    Our hardwood comes in a variety of species, including maple, oak, and birch. We source most of our hardwood from Canada. In general, hardwood is a sturdier subset of wooden materials because of its increased density. Hardwood is likely not heat treated when we receive it and undergoes that process on the property. We use hardwood in applications where rough-cut lumber is needed.


    Our softwood comes in multiple varieties including spruce, pine, and fir. However, we mainly manufacture pine products. We source most of our softwood from the United States. Index Packaging’s standard crate uses 1″ x4″ softwood cleats. Softwood is a less dense material and therefore more flexible. Its resistance to splitting makes it a great solution for industrial shipping products and residential structures.

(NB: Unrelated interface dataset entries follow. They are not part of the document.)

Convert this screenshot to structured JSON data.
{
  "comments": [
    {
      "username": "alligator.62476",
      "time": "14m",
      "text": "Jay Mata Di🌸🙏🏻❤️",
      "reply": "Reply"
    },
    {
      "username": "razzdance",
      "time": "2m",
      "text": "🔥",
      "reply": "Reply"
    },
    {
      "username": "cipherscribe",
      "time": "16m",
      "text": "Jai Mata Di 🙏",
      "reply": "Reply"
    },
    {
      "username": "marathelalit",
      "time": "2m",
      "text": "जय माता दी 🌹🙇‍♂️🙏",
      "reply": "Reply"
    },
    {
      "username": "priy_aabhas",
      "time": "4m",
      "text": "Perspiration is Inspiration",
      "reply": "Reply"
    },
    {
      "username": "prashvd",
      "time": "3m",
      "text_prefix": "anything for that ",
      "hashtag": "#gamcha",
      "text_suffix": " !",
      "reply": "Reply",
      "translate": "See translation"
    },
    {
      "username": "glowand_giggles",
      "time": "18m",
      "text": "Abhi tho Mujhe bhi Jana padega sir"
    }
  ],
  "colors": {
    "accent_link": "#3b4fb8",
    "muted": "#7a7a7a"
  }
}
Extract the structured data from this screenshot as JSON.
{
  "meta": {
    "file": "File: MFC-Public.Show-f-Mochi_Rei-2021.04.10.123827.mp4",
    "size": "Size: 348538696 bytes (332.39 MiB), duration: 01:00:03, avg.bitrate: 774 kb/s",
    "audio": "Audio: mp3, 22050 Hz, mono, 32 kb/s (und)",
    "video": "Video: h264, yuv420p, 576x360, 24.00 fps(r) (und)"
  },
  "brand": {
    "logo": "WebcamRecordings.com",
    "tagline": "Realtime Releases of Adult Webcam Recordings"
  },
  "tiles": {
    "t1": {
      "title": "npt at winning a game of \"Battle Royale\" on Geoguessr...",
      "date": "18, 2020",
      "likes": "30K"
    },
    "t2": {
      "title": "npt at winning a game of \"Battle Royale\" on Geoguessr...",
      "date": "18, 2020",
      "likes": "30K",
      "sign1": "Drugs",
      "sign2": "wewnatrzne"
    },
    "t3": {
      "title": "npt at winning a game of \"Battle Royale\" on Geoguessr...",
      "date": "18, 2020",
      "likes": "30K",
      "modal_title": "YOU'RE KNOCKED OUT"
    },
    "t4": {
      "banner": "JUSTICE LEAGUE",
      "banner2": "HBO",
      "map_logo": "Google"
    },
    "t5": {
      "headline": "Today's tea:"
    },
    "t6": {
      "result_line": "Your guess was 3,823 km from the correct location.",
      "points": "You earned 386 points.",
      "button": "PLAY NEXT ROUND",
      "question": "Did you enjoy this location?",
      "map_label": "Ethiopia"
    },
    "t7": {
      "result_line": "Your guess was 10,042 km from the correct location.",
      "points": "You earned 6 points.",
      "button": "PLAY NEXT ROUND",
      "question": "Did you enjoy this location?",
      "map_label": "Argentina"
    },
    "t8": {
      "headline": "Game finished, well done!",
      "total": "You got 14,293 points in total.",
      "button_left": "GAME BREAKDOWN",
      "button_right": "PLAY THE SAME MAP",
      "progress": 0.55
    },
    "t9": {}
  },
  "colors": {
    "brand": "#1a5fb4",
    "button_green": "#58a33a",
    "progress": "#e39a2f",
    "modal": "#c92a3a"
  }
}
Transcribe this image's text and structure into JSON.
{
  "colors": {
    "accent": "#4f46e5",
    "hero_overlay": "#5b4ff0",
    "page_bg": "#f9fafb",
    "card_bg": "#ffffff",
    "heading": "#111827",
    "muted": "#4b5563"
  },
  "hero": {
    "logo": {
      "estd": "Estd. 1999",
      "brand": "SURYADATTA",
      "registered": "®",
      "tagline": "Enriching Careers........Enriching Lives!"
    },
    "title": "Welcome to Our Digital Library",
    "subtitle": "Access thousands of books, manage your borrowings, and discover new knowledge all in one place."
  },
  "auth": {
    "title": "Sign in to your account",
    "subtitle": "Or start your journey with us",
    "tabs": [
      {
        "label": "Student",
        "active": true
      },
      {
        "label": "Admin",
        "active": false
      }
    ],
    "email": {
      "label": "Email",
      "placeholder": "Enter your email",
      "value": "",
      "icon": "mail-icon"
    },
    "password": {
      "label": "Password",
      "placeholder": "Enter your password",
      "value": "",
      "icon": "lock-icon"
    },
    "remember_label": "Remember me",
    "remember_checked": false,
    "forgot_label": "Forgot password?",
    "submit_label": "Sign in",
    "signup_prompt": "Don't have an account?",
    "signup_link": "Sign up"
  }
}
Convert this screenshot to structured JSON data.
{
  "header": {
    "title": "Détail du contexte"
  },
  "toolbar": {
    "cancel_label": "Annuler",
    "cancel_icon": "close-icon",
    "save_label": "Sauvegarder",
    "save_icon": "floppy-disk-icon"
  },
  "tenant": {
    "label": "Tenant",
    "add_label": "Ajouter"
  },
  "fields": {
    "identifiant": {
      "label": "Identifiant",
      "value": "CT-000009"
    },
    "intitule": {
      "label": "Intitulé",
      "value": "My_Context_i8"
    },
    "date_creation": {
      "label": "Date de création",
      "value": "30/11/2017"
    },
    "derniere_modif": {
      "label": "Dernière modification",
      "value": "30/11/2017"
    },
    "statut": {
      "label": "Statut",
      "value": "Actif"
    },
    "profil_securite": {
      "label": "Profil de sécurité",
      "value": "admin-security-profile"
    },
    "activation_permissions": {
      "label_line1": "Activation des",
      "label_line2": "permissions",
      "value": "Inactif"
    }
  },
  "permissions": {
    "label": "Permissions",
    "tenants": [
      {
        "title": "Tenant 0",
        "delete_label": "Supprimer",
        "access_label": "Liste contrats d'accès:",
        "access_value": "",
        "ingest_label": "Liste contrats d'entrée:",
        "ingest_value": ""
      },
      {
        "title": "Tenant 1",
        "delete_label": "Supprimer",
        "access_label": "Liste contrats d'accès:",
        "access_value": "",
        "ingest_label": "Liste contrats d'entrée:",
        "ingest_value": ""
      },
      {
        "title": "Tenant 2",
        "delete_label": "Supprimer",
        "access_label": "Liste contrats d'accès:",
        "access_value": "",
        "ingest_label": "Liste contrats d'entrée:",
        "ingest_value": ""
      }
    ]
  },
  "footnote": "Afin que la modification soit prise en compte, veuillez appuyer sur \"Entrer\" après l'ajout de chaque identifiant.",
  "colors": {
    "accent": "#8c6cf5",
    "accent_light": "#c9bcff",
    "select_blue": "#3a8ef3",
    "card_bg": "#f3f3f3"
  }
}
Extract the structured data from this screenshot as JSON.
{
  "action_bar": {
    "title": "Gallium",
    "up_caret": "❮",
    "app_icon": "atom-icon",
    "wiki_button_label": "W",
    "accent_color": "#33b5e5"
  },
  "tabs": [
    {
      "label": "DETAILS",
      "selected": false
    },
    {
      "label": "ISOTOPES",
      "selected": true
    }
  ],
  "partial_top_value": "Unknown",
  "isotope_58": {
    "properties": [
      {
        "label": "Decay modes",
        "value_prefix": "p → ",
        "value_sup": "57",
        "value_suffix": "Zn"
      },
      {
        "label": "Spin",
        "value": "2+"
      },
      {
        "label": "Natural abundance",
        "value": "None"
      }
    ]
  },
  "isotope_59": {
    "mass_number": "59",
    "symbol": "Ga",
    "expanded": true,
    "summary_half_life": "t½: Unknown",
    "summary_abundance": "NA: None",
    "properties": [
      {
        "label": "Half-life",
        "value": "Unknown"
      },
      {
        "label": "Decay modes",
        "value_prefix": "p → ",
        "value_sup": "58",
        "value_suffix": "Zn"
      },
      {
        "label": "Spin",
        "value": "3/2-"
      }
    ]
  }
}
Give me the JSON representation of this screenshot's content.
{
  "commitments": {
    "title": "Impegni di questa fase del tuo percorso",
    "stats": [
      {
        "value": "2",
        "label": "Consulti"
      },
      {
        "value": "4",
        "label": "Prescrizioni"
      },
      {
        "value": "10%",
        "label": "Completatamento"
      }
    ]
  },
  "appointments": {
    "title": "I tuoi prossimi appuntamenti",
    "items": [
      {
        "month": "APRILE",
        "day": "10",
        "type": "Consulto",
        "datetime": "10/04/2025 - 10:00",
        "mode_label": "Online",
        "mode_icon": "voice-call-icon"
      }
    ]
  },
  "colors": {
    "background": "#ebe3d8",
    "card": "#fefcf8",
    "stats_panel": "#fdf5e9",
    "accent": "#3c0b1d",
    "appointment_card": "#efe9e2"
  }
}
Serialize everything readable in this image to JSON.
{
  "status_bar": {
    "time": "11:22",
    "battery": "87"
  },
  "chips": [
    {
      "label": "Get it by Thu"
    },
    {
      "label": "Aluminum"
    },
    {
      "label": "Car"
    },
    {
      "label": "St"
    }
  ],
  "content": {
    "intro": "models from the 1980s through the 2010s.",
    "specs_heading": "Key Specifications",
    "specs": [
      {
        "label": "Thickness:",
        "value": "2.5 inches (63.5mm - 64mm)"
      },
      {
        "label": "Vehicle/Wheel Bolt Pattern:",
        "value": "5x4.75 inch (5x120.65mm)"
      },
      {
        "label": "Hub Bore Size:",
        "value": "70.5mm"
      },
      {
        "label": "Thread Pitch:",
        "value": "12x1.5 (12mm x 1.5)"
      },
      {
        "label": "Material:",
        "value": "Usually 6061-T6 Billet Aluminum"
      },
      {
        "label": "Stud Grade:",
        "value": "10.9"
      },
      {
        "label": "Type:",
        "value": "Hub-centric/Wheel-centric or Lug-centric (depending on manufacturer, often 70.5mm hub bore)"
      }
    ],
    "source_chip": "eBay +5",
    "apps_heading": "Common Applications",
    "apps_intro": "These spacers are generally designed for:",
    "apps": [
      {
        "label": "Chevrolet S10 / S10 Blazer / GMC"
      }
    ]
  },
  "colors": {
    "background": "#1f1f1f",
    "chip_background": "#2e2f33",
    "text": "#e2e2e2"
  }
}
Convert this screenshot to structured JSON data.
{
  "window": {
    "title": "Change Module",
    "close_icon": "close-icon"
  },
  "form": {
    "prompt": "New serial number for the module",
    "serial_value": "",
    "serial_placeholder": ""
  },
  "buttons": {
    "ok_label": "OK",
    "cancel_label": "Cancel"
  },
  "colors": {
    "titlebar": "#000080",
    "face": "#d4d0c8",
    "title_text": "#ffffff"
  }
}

    Plywood is composed of laminated layers of veneers of hardwood and softwood. These layers are rotated 90° to each other for additional strength. We utilize different types of plywood products such as CDX (rough on all sides) and G1S (good on 1 side). We use plywood for everything from ATA case panels and dividers to crate paneling and ramp manufacturing. Plywood is the perfect panel product that is a compromise of weight, price, and strength.

    Packaging FAQs

    The basic starting points for any packaging project:

    • Select the right outside container(s). Use a rigid box with suitable strength.
    • Cushion the contents from shock or vibration. Use enough lightweight packing material so the contents do not move when the box is shaken.

    Consider and determine your major objectives:

    • Do you want to avoid damage?
    • Are you trying to reduce costs?
    • Are there problems with your present packaging?
    • How will the product be shipped: UPS, common carrier?
    • What is the cost of the product to be shipped?
    • How important is the price of the packaging relative to the product’s value?
    • Does the product require custom protective packaging?
    • Does the custom packaging need to fit an existing box?
    • Does the product require anti-static protective packaging?
    • Does the product need protection from moisture?
    • Does the product require the maintenance of a certain temperature?
    • How important is the labor cost of packaging your product?
    • How breakable is your product?

    Inside dimensions are always used when listing box measurements and are given in the sequence of length, width, and depth (height). A good rule of thumb is that the depth is where the box opens; if you were to put a yard stick through the to opening to opposite end, that is the depth. Of the remaining two dimensions, length is the longest and width is the shortest.

    Density refers to the internal structure of a particular foam and is not a measurement of foam firmness. Firm foam is not always high-density foam. Density is defined as the weight in pounds of one cubic foot of material, or pounds per cubic foot (pcf).